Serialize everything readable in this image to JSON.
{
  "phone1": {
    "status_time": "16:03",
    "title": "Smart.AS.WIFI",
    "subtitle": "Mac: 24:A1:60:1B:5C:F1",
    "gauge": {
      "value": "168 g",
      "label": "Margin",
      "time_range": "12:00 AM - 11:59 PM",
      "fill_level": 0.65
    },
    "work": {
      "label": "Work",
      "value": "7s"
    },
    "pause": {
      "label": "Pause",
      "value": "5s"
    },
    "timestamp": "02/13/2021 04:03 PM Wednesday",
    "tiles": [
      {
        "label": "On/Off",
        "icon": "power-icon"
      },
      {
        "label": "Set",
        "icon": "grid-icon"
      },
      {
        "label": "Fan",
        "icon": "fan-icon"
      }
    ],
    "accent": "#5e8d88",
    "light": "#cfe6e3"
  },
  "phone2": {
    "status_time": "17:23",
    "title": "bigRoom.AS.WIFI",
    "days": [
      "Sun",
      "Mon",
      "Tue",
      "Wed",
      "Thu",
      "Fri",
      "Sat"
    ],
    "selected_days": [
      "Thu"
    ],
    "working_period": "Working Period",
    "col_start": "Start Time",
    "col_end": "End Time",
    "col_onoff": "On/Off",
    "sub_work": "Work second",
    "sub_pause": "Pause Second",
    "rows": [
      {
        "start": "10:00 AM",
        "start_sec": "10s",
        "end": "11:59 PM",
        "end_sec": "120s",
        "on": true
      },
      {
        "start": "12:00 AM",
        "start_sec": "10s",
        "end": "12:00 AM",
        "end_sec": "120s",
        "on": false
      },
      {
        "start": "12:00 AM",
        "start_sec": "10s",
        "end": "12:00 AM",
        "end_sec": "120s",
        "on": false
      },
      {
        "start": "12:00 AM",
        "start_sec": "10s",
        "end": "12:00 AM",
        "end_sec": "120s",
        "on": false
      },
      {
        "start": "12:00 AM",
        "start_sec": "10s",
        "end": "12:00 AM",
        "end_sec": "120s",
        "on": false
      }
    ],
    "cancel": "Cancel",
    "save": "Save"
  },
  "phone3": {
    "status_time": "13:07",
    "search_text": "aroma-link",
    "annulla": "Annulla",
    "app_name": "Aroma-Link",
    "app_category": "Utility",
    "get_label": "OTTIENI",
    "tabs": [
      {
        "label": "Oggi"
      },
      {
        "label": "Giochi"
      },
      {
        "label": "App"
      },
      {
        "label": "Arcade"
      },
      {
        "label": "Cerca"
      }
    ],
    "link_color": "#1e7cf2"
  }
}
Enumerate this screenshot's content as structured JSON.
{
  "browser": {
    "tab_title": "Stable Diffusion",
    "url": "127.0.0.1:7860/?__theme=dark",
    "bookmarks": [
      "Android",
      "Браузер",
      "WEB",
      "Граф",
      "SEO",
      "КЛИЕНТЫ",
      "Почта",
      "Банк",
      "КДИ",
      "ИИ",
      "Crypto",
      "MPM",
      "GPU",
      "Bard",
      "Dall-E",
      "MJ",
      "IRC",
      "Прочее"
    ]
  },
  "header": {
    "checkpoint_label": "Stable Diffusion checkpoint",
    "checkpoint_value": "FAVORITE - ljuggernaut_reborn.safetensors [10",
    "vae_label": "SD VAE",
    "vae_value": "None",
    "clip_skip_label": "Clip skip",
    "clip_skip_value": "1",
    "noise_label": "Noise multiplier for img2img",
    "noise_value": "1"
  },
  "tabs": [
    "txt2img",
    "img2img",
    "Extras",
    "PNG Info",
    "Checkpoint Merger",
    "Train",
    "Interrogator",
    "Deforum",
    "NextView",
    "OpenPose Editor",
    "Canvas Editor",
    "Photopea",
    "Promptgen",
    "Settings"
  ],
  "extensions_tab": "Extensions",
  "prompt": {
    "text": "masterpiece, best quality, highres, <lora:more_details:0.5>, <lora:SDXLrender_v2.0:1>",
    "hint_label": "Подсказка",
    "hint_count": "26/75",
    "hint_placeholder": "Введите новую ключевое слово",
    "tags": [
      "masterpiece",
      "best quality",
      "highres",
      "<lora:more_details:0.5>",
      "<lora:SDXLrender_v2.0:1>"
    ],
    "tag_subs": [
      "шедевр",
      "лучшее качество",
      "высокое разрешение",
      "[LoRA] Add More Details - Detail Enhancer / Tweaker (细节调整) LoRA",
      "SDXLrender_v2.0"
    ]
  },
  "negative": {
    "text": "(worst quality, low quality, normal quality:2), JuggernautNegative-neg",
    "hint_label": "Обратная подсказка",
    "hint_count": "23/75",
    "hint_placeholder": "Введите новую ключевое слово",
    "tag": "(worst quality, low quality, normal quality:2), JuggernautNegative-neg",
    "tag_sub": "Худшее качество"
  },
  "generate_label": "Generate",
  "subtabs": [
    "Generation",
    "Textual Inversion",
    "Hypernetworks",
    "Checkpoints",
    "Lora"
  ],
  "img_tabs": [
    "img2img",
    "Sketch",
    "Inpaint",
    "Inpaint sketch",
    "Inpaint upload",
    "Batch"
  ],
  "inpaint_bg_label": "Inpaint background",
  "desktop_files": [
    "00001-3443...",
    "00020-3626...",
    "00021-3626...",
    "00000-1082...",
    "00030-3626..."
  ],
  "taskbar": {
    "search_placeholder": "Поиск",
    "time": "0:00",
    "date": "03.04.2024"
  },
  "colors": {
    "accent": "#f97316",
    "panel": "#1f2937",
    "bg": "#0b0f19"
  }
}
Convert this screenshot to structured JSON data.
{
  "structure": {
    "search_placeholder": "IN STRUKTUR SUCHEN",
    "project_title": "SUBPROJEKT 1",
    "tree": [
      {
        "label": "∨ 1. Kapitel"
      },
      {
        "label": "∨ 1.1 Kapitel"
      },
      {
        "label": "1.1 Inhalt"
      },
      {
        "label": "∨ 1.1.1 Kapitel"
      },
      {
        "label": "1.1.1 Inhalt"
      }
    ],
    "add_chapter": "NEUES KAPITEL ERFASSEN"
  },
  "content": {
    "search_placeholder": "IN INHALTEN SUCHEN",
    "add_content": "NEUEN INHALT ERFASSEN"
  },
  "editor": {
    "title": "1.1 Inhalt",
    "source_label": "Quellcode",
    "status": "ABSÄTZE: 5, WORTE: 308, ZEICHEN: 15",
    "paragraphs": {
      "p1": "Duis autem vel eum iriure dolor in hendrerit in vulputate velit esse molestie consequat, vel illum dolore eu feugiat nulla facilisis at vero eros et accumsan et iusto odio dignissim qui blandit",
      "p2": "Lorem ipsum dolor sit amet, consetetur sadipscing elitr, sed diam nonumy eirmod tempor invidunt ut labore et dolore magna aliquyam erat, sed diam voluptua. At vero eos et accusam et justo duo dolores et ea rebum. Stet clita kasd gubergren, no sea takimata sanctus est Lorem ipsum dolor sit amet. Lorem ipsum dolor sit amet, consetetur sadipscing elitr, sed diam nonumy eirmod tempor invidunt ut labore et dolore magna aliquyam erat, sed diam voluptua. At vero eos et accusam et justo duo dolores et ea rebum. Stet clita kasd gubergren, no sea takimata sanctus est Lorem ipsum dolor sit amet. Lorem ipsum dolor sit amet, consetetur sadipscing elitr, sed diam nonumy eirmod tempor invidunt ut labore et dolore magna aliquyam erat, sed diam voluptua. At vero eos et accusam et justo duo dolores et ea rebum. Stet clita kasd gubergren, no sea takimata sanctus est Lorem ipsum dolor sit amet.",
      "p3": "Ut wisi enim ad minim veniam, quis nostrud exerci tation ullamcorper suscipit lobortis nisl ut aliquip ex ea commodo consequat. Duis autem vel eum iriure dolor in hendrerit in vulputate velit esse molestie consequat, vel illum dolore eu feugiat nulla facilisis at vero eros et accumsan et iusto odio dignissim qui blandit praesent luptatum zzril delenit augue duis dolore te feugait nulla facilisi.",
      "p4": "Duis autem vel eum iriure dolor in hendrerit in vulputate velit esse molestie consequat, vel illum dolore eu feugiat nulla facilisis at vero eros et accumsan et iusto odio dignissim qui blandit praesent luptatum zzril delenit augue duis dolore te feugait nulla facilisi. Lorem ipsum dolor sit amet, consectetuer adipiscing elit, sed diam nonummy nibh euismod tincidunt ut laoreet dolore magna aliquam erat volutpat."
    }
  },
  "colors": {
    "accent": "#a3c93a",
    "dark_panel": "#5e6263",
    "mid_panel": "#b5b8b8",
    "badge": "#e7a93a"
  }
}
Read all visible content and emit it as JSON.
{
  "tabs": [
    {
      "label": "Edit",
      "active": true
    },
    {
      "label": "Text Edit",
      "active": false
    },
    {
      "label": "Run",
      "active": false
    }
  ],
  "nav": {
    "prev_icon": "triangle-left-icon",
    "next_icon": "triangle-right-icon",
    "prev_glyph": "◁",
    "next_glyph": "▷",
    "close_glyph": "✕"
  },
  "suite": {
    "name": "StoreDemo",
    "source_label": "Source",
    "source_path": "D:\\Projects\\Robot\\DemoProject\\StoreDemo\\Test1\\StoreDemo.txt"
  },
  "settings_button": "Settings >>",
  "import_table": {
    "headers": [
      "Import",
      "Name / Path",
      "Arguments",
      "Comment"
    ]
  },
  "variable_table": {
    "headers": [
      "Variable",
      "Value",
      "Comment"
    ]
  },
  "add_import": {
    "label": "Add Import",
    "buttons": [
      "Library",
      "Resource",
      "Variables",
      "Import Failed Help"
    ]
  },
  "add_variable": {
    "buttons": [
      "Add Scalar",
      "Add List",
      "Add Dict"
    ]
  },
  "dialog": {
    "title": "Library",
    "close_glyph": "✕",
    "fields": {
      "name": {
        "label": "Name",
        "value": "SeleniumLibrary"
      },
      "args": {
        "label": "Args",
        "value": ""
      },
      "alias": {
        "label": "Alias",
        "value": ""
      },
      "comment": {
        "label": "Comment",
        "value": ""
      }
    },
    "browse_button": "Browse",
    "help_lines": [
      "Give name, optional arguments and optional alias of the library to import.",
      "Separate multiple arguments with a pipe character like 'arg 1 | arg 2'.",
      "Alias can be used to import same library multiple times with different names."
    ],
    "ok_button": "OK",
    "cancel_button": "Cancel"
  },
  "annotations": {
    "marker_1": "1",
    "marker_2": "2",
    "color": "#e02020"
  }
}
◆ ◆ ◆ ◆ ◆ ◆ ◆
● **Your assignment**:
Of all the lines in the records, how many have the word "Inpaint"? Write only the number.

● **Result below**:
4